Self-service systems present an efficient and cost-effective option to providing personalized customer service. Not only are they efficient, but they can also deliver orders and take data entry with fewer errors, which allows customers to take their time working through and thinking about what they want. As a result, organizations have started to offer self-service systems for everything from airports, restaurant ordering, retail check-out, and patient check-in. But with the increase in the use of self-service systems, it has become imperative to ensure that they work for everyone, including users with disabilities. To this end, the rise of kiosk products in the IT ecosystem has been a welcoming trend. By virtue of this trend, the developers have been provided with an opportunity to include accessibility compliance and universal design at the forefront of development. By supporting developers in accessibility and usability at the beginning of self-service system development, Tech for All (TFA) is rethinking self-service kiosks creation and development as an opportunity to create an inclusive technological experience for all users, including those with disabilities. “We see two trends: more self-service systems; and increased demand for accessibility in these systems. Different advocacy groups are monitoring these self-service systems, and there’s a movement toward kiosk accessibility litigation,” says Caesar Eghtesadi, Ph.D., the president of TFA. “We have been encouraging our clients that it is a positive business practice to make all products accessible to as many users as possible.”
Most kiosk manufacturers are familiar with requirements for physical access defined under the ADA but are unfamiliar with digital accessibility requirements. For some, the first time that accessibility comes up is the result of litigation.
Legal actions by government agencies and advocacy groups representing users with disabilities have been growing and can result in major costs and negative publicity for corporations or educational institutions. Because of the rapid growth in the self-service sector and increased demand for fully accessible systems, TFA advises clients to get ahead of the curve and implement accessible systems while they are developing their products. TFA can support the entire life cycle of development, including the early phase of development. For interfaces that are already in the marketplace and currently not fully accessible, the TFA team works with clients to swiftly bring products up to current accessibility standards.
Operating as a well-rounded consulting firm, TFA provides comprehensive services for digital assets, including integrated hardware and software products (e.g., kiosks, standalone point-of-sale systems, software applications, and websites). The company serves a diverse client base in transportation, financial, retail, publishing, higher education (both institutions & technology providers), distributions of goods & services, technology, and others.

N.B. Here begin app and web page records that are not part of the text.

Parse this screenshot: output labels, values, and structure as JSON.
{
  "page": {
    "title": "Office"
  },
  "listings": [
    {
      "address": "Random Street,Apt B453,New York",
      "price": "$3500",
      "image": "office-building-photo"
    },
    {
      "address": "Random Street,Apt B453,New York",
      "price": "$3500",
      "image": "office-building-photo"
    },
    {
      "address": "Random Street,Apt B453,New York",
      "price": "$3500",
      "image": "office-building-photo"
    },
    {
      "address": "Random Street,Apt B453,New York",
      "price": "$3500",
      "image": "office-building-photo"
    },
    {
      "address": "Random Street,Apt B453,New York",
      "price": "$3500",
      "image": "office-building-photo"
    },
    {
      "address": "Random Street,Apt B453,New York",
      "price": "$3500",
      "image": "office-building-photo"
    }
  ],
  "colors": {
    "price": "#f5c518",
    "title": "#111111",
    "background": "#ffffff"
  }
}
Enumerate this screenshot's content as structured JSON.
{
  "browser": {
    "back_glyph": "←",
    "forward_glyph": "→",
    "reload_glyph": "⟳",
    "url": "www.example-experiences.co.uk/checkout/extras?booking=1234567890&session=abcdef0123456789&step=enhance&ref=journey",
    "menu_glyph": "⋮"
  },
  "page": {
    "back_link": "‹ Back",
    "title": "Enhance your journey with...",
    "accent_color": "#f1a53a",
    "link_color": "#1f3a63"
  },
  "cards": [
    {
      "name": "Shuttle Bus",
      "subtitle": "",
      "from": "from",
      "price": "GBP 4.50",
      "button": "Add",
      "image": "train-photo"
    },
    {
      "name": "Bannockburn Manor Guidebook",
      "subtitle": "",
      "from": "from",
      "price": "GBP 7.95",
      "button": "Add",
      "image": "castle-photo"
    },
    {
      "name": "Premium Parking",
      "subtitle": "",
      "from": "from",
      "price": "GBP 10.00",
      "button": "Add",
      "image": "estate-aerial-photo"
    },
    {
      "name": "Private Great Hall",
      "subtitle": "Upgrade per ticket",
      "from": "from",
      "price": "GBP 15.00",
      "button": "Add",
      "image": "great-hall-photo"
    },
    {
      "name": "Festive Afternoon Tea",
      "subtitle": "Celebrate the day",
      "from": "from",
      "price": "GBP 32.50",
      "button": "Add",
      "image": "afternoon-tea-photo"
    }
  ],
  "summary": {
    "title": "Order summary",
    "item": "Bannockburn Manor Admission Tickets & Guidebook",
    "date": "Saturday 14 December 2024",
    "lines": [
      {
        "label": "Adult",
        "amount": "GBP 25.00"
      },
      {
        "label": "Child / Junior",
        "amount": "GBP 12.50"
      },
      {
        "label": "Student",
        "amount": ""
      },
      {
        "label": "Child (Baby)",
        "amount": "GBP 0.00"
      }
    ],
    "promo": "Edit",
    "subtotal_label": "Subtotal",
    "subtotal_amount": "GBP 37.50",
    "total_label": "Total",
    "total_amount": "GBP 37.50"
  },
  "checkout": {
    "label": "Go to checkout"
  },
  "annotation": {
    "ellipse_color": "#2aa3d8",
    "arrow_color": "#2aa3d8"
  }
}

TFA’s recommendations and staffing are discreetly tailored to meet clients’ needs on a project to project basis. With the client’s needs and resources in mind, TFA provides an execution plan to incorporate broader accessibilitygoals into its clients’ business and organizational strategies.

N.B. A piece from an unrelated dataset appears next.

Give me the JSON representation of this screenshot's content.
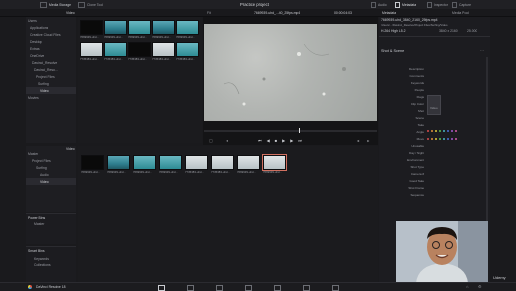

TFA’s sound, feasible, and cost-effective pathway brings kiosk systems into conformance with current accessibility laws. Its step by step approach begins with a gap analysis, during which the TFA technical team conducts in-depth testing and analysis to identify barriers and plan remediation or redesign. The team will then analyze and create a “universal design” document that addresses the needs of all users. This document will be the design foundation of an accessible kiosk. “TFA is well-positioned to offer support to expand the inclusive skill set in developers to consider different avenues of the human-computer interface that include those with disabilities,” states Eghtesadi. The methodology has been successfully used and implemented with TFA clients facing regulatory challenges.
From a technology perspective, the TFA team has decades of experience working on the accessibility and usability of kiosks, transaction machines, and large-scale office equipment. Through engagements, and because of the integration of experts with disabilities in the teams, TFA’s consultants have acquired in-depth knowledge of the barriers facing people with disabilities, particularly people with vision loss.

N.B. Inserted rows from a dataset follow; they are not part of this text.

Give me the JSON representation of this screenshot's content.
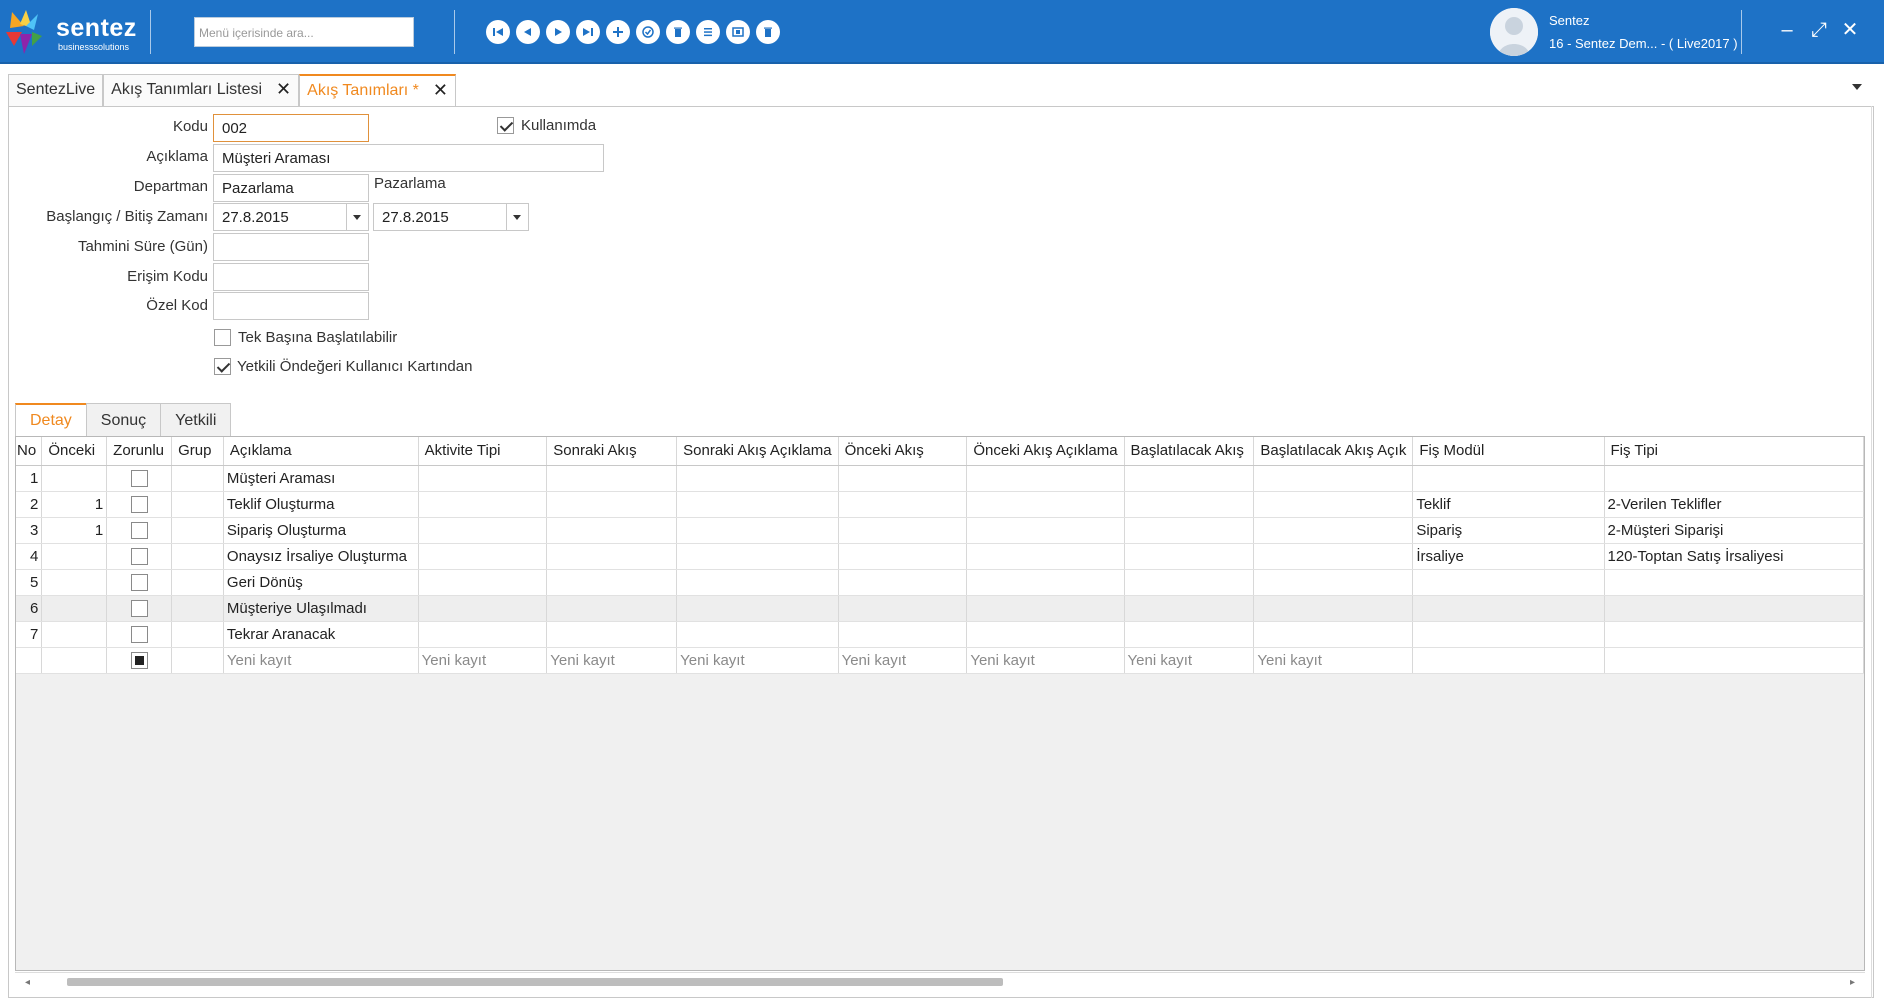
{
  "app": {
    "logo_text": "sentez",
    "logo_sub": "businesssolutions",
    "search_placeholder": "Menü içerisinde ara...",
    "user_name": "Sentez",
    "user_company": "16 - Sentez Dem... - ( Live2017 )",
    "nav_buttons": [
      "first-icon",
      "previous-icon",
      "next-icon",
      "last-icon",
      "add-icon",
      "approve-icon",
      "delete-icon",
      "list-icon",
      "copy-icon",
      "trash-icon"
    ],
    "window_controls": {
      "minimize": "–",
      "maximize": "⤢",
      "close": "✕"
    },
    "accent_color": "#1e72c6",
    "active_tab_color": "#f0891f"
  },
  "doc_tabs": [
    {
      "label": "SentezLive",
      "closable": false
    },
    {
      "label": "Akış Tanımları Listesi",
      "closable": true
    },
    {
      "label": "Akış Tanımları *",
      "closable": true,
      "active": true
    }
  ],
  "close_glyph": "✕",
  "form": {
    "kodu_label": "Kodu",
    "kodu_value": "002",
    "kullanimda_label": "Kullanımda",
    "kullanimda_checked": true,
    "aciklama_label": "Açıklama",
    "aciklama_value": "Müşteri Araması",
    "departman_label": "Departman",
    "departman_value": "Pazarlama",
    "departman_desc": "Pazarlama",
    "baslangic_label": "Başlangıç / Bitiş Zamanı",
    "baslangic_value": "27.8.2015",
    "bitis_value": "27.8.2015",
    "sure_label": "Tahmini Süre (Gün)",
    "sure_value": "",
    "erisim_label": "Erişim Kodu",
    "erisim_value": "",
    "ozel_label": "Özel Kod",
    "ozel_value": "",
    "tek_basina_label": "Tek Başına Başlatılabilir",
    "tek_basina_checked": false,
    "yetkili_label": "Yetkili Öndeğeri Kullanıcı Kartından",
    "yetkili_checked": true
  },
  "inner_tabs": [
    "Detay",
    "Sonuç",
    "Yetkili"
  ],
  "grid": {
    "columns": [
      "No",
      "Önceki",
      "Zorunlu",
      "Grup",
      "Açıklama",
      "Aktivite Tipi",
      "Sonraki Akış",
      "Sonraki Akış Açıklama",
      "Önceki Akış",
      "Önceki Akış Açıklama",
      "Başlatılacak Akış",
      "Başlatılacak Akış Açık",
      "Fiş Modül",
      "Fiş Tipi"
    ],
    "rows": [
      {
        "no": "1",
        "onceki": "",
        "aciklama": "Müşteri Araması",
        "fis_modul": "",
        "fis_tipi": ""
      },
      {
        "no": "2",
        "onceki": "1",
        "aciklama": "Teklif Oluşturma",
        "fis_modul": "Teklif",
        "fis_tipi": "2-Verilen Teklifler"
      },
      {
        "no": "3",
        "onceki": "1",
        "aciklama": "Sipariş Oluşturma",
        "fis_modul": "Sipariş",
        "fis_tipi": "2-Müşteri Siparişi"
      },
      {
        "no": "4",
        "onceki": "",
        "aciklama": "Onaysız İrsaliye Oluşturma",
        "fis_modul": "İrsaliye",
        "fis_tipi": "120-Toptan Satış İrsaliyesi"
      },
      {
        "no": "5",
        "onceki": "",
        "aciklama": "Geri Dönüş",
        "fis_modul": "",
        "fis_tipi": ""
      },
      {
        "no": "6",
        "onceki": "",
        "aciklama": "Müşteriye Ulaşılmadı",
        "fis_modul": "",
        "fis_tipi": ""
      },
      {
        "no": "7",
        "onceki": "",
        "aciklama": "Tekrar Aranacak",
        "fis_modul": "",
        "fis_tipi": ""
      }
    ],
    "new_row_placeholder": "Yeni kayıt"
  }
}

Having carved a strong foundation in supporting a more inclusive society, TFA intends to remain as a premium consulting company to provide the most cost-effective and efficient solution that works for clients. “Our goal is to continue to create innovative solutions that go beyond mere conformance but transcend those standards to being exceptionally user friendly and accessible,” mentions Eghtesadi. TFA has always maintained a highly motivated and cohesive virtual team and is well acquainted with the challenges and opportunities this involves and shares this skill with its clients. The company is looking forward to international expansion and is excited to engage with diverse clients and help them to succeed in maintaining high standards in serving their clients.